Apple introduced short links for the App Store last Friday, providing developers with an easy-to-remember short URL for use in advertising. As noted by several sites, the new service made a public debut during last night’s Super Bowl as part of a commercial for the next installment of the J.J. Abrams Star Trek saga.
On February 1, Apple notified developers via the company’s developer portal that “App Store Short Links” would soon be distributed using the “appstore.com” domain:
Provide a simple way for users to find your apps with easy-to-remember App Store Short Links. Using an AppStore.com URL that includes your app or company name, you can create links to a single app or all of your apps. These links are accessible worldwide and will automatically direct users to their country’s respective App Store or Mac App Store.

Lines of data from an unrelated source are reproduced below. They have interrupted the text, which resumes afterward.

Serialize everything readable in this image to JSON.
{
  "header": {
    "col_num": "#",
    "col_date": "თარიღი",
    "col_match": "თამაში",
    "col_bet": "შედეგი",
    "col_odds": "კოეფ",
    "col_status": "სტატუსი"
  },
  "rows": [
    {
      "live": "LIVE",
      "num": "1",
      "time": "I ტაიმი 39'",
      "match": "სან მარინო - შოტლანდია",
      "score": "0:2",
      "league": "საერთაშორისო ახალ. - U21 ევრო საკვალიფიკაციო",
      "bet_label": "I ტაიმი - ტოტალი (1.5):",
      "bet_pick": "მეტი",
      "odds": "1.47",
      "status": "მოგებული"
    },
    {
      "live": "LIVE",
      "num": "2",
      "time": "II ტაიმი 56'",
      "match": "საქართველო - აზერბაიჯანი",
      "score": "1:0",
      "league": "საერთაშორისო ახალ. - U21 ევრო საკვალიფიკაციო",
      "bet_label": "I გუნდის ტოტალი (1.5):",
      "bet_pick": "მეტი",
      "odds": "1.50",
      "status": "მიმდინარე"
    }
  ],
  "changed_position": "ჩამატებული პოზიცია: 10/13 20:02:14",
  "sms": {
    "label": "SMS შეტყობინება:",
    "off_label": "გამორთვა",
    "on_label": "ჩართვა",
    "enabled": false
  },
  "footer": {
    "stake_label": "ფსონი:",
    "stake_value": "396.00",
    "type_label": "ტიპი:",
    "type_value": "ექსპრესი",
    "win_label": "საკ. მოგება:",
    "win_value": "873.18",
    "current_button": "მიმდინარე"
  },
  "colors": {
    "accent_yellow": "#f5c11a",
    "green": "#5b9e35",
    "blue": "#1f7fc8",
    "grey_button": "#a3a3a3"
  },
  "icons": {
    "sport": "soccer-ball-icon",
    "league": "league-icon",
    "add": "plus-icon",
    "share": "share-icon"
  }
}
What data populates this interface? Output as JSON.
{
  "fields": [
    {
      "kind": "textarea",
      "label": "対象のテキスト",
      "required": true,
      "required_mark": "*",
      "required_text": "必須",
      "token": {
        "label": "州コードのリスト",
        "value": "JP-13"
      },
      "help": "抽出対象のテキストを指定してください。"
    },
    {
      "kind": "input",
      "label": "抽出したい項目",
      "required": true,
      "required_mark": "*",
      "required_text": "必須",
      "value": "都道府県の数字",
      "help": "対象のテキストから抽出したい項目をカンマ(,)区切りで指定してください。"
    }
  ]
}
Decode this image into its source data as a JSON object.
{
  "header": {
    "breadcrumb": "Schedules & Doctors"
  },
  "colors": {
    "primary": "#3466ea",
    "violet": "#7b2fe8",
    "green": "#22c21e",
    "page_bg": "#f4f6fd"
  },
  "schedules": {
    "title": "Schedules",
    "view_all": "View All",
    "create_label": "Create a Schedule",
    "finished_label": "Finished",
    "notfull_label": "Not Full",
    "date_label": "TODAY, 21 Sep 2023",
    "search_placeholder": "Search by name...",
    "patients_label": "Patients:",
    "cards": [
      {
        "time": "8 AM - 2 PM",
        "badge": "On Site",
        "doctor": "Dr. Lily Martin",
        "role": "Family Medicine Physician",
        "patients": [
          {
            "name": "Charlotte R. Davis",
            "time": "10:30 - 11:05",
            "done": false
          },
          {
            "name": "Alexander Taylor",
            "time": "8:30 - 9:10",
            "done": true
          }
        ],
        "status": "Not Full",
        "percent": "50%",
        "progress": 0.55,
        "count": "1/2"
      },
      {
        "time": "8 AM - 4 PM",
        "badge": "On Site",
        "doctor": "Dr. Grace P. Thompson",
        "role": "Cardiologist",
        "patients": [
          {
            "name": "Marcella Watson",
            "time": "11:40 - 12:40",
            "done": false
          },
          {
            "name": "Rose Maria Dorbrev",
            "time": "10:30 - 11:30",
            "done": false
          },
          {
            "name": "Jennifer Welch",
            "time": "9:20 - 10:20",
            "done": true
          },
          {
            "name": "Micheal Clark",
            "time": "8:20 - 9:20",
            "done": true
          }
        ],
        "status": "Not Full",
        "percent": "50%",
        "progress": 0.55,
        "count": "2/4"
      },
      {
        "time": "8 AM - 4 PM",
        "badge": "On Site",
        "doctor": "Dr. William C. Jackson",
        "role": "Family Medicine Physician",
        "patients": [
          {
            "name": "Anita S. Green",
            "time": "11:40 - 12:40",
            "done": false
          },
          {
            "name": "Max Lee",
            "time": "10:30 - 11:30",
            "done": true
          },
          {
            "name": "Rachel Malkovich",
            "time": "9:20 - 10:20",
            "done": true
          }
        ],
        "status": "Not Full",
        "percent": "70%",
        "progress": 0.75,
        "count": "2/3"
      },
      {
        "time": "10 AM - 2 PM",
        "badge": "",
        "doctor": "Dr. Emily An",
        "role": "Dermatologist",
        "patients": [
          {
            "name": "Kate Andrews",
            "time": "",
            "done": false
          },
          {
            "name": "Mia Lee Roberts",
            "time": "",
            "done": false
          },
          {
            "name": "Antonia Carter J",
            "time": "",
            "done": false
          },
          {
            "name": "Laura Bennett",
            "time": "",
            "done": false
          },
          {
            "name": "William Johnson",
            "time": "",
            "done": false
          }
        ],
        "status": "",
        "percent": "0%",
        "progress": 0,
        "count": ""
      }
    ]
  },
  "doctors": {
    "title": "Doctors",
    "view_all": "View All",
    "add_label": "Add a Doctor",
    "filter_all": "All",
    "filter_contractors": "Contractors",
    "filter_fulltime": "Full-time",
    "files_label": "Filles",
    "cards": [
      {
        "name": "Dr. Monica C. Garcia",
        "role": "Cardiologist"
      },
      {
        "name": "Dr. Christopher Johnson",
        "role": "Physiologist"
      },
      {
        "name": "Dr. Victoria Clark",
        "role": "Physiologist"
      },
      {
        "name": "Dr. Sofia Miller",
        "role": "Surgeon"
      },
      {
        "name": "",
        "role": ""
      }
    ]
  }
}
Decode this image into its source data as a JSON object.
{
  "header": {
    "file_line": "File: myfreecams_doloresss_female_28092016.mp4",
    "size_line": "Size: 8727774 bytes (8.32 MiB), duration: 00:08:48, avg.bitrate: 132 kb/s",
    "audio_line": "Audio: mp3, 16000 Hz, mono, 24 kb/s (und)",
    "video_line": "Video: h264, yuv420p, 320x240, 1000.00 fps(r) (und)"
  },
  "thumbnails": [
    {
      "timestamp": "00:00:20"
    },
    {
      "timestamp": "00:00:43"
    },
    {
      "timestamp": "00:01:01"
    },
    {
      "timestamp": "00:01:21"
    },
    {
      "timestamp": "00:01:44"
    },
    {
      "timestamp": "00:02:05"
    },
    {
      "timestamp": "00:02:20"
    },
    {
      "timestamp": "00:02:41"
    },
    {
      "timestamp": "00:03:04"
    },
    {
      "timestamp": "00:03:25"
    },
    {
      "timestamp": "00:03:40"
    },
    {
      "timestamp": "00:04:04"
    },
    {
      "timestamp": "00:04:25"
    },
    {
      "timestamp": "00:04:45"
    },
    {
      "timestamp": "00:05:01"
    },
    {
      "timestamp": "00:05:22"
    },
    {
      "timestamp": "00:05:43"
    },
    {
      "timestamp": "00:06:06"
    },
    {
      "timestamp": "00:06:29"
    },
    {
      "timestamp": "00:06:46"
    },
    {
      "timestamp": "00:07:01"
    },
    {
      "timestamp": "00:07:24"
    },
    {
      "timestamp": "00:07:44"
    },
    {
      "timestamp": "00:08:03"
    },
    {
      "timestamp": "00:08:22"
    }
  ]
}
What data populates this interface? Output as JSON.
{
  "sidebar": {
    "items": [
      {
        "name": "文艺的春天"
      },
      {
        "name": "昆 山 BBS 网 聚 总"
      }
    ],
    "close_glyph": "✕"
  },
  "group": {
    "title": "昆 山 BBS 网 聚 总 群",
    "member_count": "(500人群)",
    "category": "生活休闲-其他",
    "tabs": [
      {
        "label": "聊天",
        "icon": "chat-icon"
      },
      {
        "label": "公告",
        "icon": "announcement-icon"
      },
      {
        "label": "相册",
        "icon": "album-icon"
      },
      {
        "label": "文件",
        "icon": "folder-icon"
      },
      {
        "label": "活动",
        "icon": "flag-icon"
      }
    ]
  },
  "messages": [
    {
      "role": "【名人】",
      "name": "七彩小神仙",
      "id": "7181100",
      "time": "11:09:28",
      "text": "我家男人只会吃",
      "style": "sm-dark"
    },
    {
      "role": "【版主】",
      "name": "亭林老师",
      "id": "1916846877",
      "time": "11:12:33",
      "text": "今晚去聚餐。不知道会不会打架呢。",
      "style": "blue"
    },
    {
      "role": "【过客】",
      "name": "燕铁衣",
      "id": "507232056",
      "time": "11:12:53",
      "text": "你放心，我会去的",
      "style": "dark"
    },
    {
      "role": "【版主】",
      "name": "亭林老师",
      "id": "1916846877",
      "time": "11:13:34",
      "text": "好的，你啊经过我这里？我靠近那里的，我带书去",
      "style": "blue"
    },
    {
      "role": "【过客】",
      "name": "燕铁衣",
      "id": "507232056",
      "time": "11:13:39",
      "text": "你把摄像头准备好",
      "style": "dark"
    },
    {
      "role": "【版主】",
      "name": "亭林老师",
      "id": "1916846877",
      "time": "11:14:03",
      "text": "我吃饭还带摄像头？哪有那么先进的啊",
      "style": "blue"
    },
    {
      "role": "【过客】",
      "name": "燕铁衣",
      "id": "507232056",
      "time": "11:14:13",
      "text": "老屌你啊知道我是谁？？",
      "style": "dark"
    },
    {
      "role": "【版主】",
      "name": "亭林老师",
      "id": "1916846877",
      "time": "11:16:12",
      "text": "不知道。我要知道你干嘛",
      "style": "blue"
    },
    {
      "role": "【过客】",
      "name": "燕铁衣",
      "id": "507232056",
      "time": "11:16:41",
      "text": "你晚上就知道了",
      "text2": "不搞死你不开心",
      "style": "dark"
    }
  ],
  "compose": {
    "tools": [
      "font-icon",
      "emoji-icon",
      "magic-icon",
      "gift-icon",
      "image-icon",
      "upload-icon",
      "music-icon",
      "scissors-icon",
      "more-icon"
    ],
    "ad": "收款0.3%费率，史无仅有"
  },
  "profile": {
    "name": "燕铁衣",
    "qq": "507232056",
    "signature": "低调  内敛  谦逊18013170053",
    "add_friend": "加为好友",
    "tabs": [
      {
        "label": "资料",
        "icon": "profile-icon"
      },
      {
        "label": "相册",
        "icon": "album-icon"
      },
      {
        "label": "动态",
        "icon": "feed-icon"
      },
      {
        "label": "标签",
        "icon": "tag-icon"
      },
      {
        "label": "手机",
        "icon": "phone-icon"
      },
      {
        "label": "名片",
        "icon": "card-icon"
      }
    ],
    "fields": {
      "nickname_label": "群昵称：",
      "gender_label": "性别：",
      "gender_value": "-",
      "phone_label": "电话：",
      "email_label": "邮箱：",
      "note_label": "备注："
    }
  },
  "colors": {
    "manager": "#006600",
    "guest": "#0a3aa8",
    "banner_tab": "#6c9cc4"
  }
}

During the first half of the Super Bowl, the new trailer for Star Trek: Into Darkness ended with a reference to an App Store short link and a small “Available on the App Store” badge. This was in lieu of a reference to the film’s official website, perhaps indicating an important shift in the way films are marketed.
Apple continues to use the “itunes.apple.com” domain for standard URLs linking to App Store content for now, but the new “appstore.com,” which was a gift to Steve Jobs and Apple from then-CEO of Salesforce Marc Benioff in 2008, has obvious advantages for promoting apps via print and television.
For example, the official Star Trek: Into Darkness iOS app previously lived here:
With the new Short Link service, iOS users can now also use this link to reach the same content:
While developers with sufficient funds and experience could always set up a custom URL that redirects to App Store content, the new Short Links will give all developers an opportunity to advertise their products without the hassle of establishing and maintaining custom URLs. It also gives Apple a sense of uniformity in its App ecosystem.
Developers should note that they will not be able to choose their own short name for the service; as mentioned in the developer documentation, Apple will assign short names when apps are submitted.
Three types of links will be provided: company name (http://appstore.com/companyname), app name (http://appstore.com/appname), and app by company (http://appstore.com/companyname/appname). These links will work for both the iOS and Mac App Stores, with “mac” added to the address to denote a link to content on the latter platform (http://appstore.com/mac/appname).
Short names that are generic or in-demand will send users to an App Store search page showing all applicable apps. Apple uses the example of http://appstore.com/airhockey to illustrate this scenario. The company’s documentation then urges developers to use unique names to avoid confusion and to help their app stand out.
Apple is currently fighting a legal battle with Amazon over the use of the “App Store” trademark. The two companies will meet March 21 to attempt court-ordered settlement negotiations.